Referred to as a devout churchman, it is noted that Upjohn considered Gothic the purest form of architecture to represent the Episcopalian faith. Probably the most famous of his commissions, the Trinity parish in New York reflects his reverence for the style and helped establish him as an important American architect. His designs include Saint Paul’s, Buffalo (1850–51); Saint Paul’s Church, Baltimore; and Saint Mary’s Church, Burlington, N.J. His designs helped usher in the three-aisle design with galleries, double pitched roofs, deep chancels, and reversed gambrel roofs with complex woodwork for his larger churches. Such was his commitment to these design principles that clients had to strong arm him away from employing them in their congregations if they were inclined toward a different blueprint. Smaller parishes that could not afford his personal services and newly settled areas were guided by Upjohn’s Rural Architecture, a book to guide the building of parishes, schools, and other buildings that would spread his style across America.
Perhaps it was best that the original AIA charter steered the men away from political discussions, as it is noted that Upjohn found himself in hot water when he reconsidered his decision to design a Unitarian church because, “as a staunch Episcopalian and consequently Trinitarian, he could not design a building to serve as a place of worship for a body whose beliefs were so at variance with his own,” E.M. Upjohn writes. For this he caught considerable criticism at the time—he was termed an “over scrupulous architect”—and the debate lingers as to his motivation for surrendering the commission.
“Upjohn’s domestic architecture forms a body of work that, though it has been overshadowed by the number and quality of his churches, represents his talent and illustrates his search for authenticity in the fitting of style to purpose,” the Macmillan Encyclopedia of Architects notes. He later practiced with his son Richard Michell Upjohn.
A lasting legacy

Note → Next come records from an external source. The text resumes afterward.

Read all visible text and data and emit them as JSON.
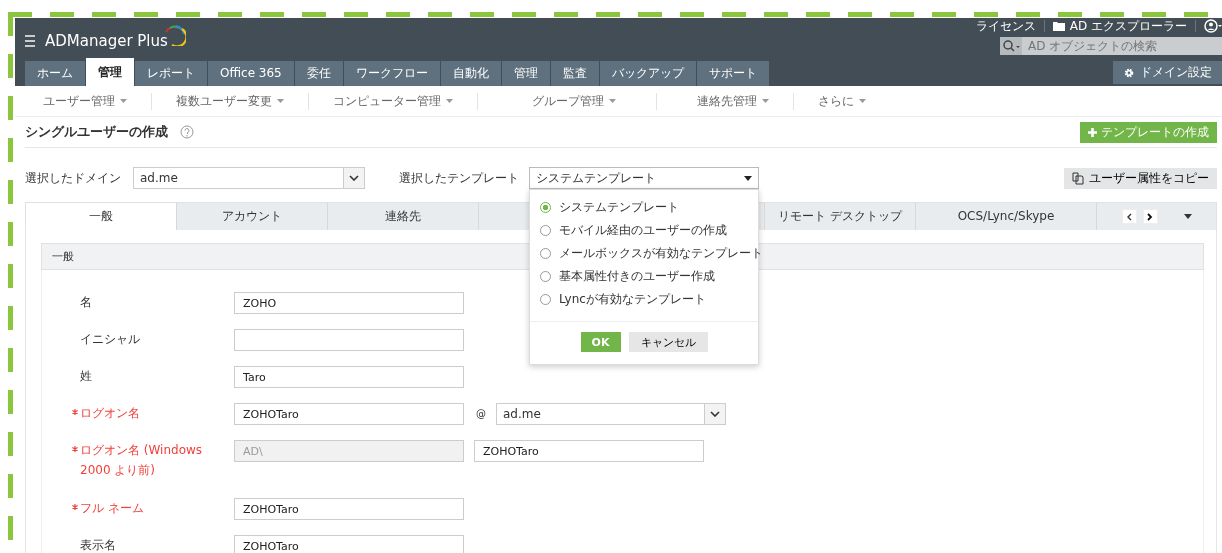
{
  "app": {
    "name": "ADManager Plus"
  },
  "top_links": {
    "license": "ライセンス",
    "explorer": "AD エクスプローラー"
  },
  "search": {
    "placeholder": "AD オブジェクトの検索"
  },
  "main_tabs": [
    {
      "label": "ホーム",
      "selected": false
    },
    {
      "label": "管理",
      "selected": true
    },
    {
      "label": "レポート",
      "selected": false
    },
    {
      "label": "Office 365",
      "selected": false
    },
    {
      "label": "委任",
      "selected": false
    },
    {
      "label": "ワークフロー",
      "selected": false
    },
    {
      "label": "自動化",
      "selected": false
    },
    {
      "label": "管理",
      "selected": false
    },
    {
      "label": "監査",
      "selected": false
    },
    {
      "label": "バックアップ",
      "selected": false
    },
    {
      "label": "サポート",
      "selected": false
    }
  ],
  "domain_settings_button": "ドメイン設定",
  "sub_nav": [
    "ユーザー管理",
    "複数ユーザー変更",
    "コンピューター管理",
    "グループ管理",
    "連絡先管理",
    "さらに"
  ],
  "page": {
    "title": "シングルユーザーの作成",
    "create_template_button": "テンプレートの作成",
    "copy_attributes_button": "ユーザー属性をコピー"
  },
  "domain": {
    "label": "選択したドメイン",
    "value": "ad.me"
  },
  "template": {
    "label": "選択したテンプレート",
    "value": "システムテンプレート",
    "expanded": true,
    "options": [
      {
        "label": "システムテンプレート",
        "selected": true
      },
      {
        "label": "モバイル経由のユーザーの作成",
        "selected": false
      },
      {
        "label": "メールボックスが有効なテンプレート",
        "selected": false
      },
      {
        "label": "基本属性付きのユーザー作成",
        "selected": false
      },
      {
        "label": "Lyncが有効なテンプレート",
        "selected": false
      }
    ],
    "ok": "OK",
    "cancel": "キャンセル"
  },
  "form_tabs": [
    {
      "label": "一般",
      "selected": true
    },
    {
      "label": "アカウント",
      "selected": false
    },
    {
      "label": "連絡先",
      "selected": false
    },
    {
      "selected": false
    },
    {
      "label": "リモート デスクトップ",
      "selected": false
    },
    {
      "label": "OCS/Lync/Skype",
      "selected": false
    }
  ],
  "section": {
    "title": "一般"
  },
  "fields": [
    {
      "kind": "text",
      "label": "名",
      "required": false,
      "value": "ZOHO"
    },
    {
      "kind": "text",
      "label": "イニシャル",
      "required": false
    },
    {
      "kind": "text",
      "label": "姓",
      "required": false,
      "value": "Taro"
    },
    {
      "kind": "domain",
      "label": "ログオン名",
      "required": true,
      "value": "ZOHOTaro",
      "at": "@",
      "domain": "ad.me"
    },
    {
      "kind": "split",
      "label": "ログオン名 (Windows 2000 より前)",
      "required": true,
      "prefix": "AD\\",
      "value": "ZOHOTaro"
    },
    {
      "kind": "text",
      "label": "フル ネーム",
      "required": true,
      "value": "ZOHOTaro"
    },
    {
      "kind": "text",
      "label": "表示名",
      "required": false,
      "value": "ZOHOTaro"
    }
  ]
}
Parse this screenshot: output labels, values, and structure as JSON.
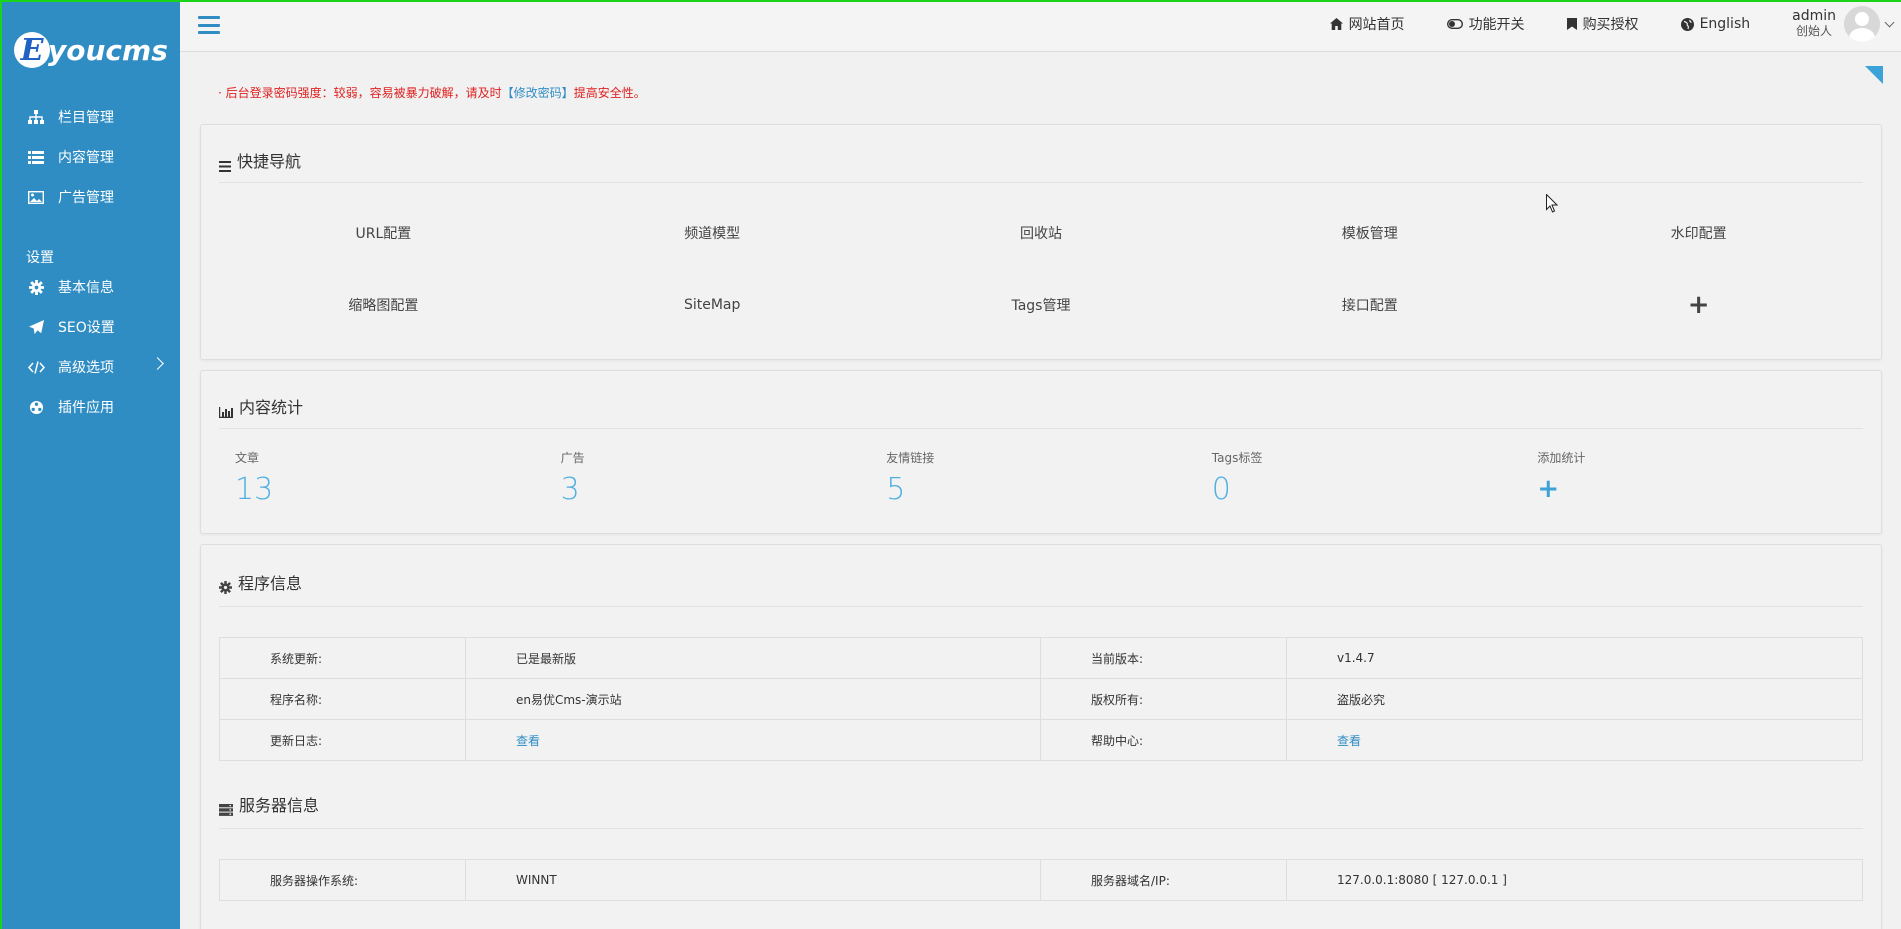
{
  "brand": {
    "logo_letter": "E",
    "logo_text": "youcms"
  },
  "sidebar": {
    "items": [
      {
        "label": "栏目管理",
        "icon": "sitemap-icon"
      },
      {
        "label": "内容管理",
        "icon": "list-icon"
      },
      {
        "label": "广告管理",
        "icon": "image-icon"
      }
    ],
    "section_label": "设置",
    "settings_items": [
      {
        "label": "基本信息",
        "icon": "gear-icon"
      },
      {
        "label": "SEO设置",
        "icon": "paper-plane-icon"
      },
      {
        "label": "高级选项",
        "icon": "code-icon"
      },
      {
        "label": "插件应用",
        "icon": "puzzle-icon"
      }
    ]
  },
  "topbar": {
    "links": [
      {
        "label": "网站首页",
        "icon": "home-icon"
      },
      {
        "label": "功能开关",
        "icon": "toggle-icon"
      },
      {
        "label": "购买授权",
        "icon": "bookmark-icon"
      },
      {
        "label": "English",
        "icon": "globe-icon"
      }
    ],
    "user_name": "admin",
    "user_role": "创始人"
  },
  "alert": {
    "bullet": "·",
    "text_before": "后台登录密码强度：较弱，容易被暴力破解，请及时",
    "link": "【修改密码】",
    "text_after": "提高安全性。"
  },
  "quick_nav": {
    "title": "快捷导航",
    "items": [
      "URL配置",
      "频道模型",
      "回收站",
      "模板管理",
      "水印配置",
      "缩略图配置",
      "SiteMap",
      "Tags管理",
      "接口配置"
    ],
    "add": "+"
  },
  "content_stats": {
    "title": "内容统计",
    "items": [
      {
        "label": "文章",
        "value": "13"
      },
      {
        "label": "广告",
        "value": "3"
      },
      {
        "label": "友情链接",
        "value": "5"
      },
      {
        "label": "Tags标签",
        "value": "0"
      }
    ],
    "add_label": "添加统计",
    "add": "+"
  },
  "program_info": {
    "title": "程序信息",
    "rows": [
      [
        "系统更新:",
        "已是最新版",
        "当前版本:",
        "v1.4.7"
      ],
      [
        "程序名称:",
        "en易优Cms-演示站",
        "版权所有:",
        "盗版必究"
      ],
      [
        "更新日志:",
        "查看",
        "帮助中心:",
        "查看"
      ]
    ]
  },
  "server_info": {
    "title": "服务器信息",
    "rows": [
      [
        "服务器操作系统:",
        "WINNT",
        "服务器域名/IP:",
        "127.0.0.1:8080 [ 127.0.0.1 ]"
      ]
    ]
  },
  "colors": {
    "sidebar": "#2f8dc4",
    "accent": "#4fb0e0",
    "alert": "#e02020"
  }
}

Upjohn retired from active practice in 1872 and declined to be a candidate for office in 1876, a decision accepted by the members only after his son-in-law, architect Charles Babcock, implored the members to accept his decision. To show appreciation for his 20 years’ effort, a Special Committee of the Tenth Annual Convention made up of the several chapters conceived during his presidency shared a tribute with their beloved leader.

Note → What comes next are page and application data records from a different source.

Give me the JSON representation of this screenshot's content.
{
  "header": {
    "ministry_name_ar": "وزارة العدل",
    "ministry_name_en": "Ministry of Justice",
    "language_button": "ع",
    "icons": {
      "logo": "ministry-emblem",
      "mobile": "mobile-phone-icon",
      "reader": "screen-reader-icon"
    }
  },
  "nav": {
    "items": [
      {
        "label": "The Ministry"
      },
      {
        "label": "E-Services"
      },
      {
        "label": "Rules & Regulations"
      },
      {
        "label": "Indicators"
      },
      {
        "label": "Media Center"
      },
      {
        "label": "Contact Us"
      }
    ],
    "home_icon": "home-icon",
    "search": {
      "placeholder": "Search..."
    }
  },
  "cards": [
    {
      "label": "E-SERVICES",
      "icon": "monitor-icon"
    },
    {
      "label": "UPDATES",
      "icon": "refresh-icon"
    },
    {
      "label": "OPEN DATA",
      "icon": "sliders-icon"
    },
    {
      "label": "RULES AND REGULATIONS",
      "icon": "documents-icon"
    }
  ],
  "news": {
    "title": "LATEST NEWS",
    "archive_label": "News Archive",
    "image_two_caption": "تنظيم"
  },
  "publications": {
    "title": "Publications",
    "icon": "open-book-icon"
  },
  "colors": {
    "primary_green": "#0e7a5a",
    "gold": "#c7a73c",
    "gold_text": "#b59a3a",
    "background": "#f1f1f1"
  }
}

“While we wish, as a body, to tender you our heartfelt thanks for the efficient and able manner in which you have always presided over us, and the kindness and courtesy which you have extended to us personally, we also beg to assure you that the memory of our first President will be a lasting one, not only to the Institute, but in the hearts of its individual members.”
And so his memory remains.